*Information supplied*.
::::::::::

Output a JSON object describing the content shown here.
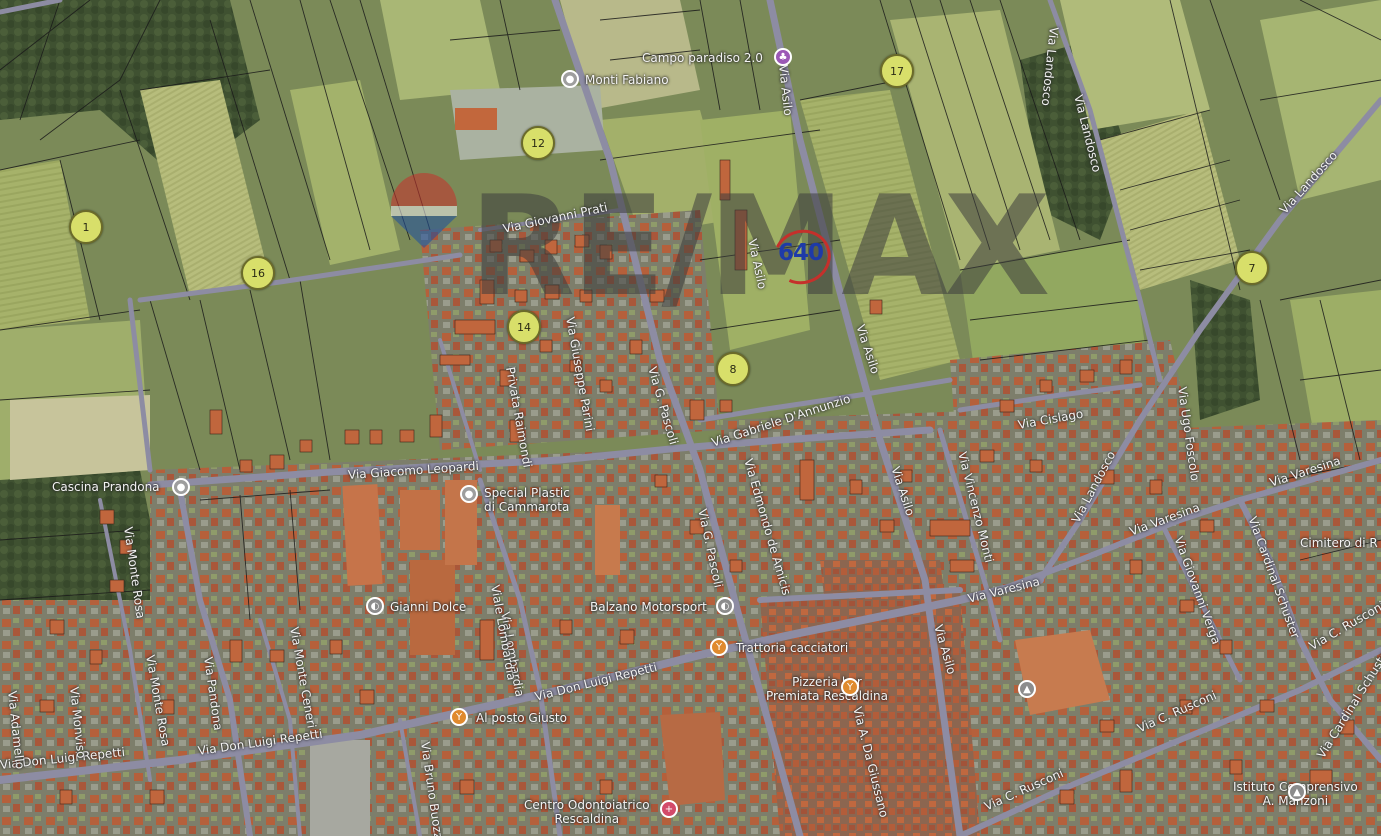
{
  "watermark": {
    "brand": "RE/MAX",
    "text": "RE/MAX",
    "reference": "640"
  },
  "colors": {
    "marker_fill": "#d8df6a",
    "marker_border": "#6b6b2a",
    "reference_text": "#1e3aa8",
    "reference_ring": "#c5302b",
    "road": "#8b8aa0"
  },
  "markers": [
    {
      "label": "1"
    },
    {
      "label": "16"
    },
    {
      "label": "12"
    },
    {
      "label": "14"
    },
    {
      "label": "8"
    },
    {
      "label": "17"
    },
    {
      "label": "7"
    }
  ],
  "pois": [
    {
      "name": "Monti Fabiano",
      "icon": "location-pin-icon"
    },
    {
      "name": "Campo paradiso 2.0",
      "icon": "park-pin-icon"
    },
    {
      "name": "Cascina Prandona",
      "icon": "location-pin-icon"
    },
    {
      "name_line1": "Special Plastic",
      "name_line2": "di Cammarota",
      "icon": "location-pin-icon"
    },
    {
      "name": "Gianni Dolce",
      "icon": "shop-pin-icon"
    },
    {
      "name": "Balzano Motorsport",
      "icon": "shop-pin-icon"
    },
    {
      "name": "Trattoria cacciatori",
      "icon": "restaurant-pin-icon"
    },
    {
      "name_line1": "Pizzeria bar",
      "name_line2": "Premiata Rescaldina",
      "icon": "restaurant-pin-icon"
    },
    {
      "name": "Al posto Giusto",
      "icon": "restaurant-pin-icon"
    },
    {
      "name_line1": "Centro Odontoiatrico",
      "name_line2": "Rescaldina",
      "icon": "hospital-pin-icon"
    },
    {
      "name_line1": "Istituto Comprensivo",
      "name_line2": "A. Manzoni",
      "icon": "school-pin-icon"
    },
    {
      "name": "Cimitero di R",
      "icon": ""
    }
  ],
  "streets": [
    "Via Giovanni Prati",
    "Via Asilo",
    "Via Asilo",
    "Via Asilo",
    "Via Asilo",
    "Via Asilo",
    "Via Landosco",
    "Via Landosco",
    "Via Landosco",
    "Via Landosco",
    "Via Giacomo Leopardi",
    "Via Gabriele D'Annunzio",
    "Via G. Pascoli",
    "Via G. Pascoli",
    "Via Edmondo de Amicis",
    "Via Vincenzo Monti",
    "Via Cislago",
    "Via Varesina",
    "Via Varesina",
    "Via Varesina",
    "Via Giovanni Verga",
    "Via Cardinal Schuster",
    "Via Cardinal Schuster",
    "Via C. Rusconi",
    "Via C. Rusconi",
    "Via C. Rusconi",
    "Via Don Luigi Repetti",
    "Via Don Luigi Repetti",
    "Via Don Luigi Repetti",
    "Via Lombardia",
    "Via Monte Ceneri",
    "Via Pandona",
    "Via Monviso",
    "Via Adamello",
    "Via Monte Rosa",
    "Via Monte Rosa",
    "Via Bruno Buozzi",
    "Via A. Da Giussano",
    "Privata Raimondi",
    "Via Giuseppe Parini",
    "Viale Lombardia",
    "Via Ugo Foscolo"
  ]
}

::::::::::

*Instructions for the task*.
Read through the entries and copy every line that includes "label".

*Task result*.
      "label": "1"
      "label": "16"
      "label": "12"
      "label": "14"
      "label": "8"
      "label": "17"
      "label": "7"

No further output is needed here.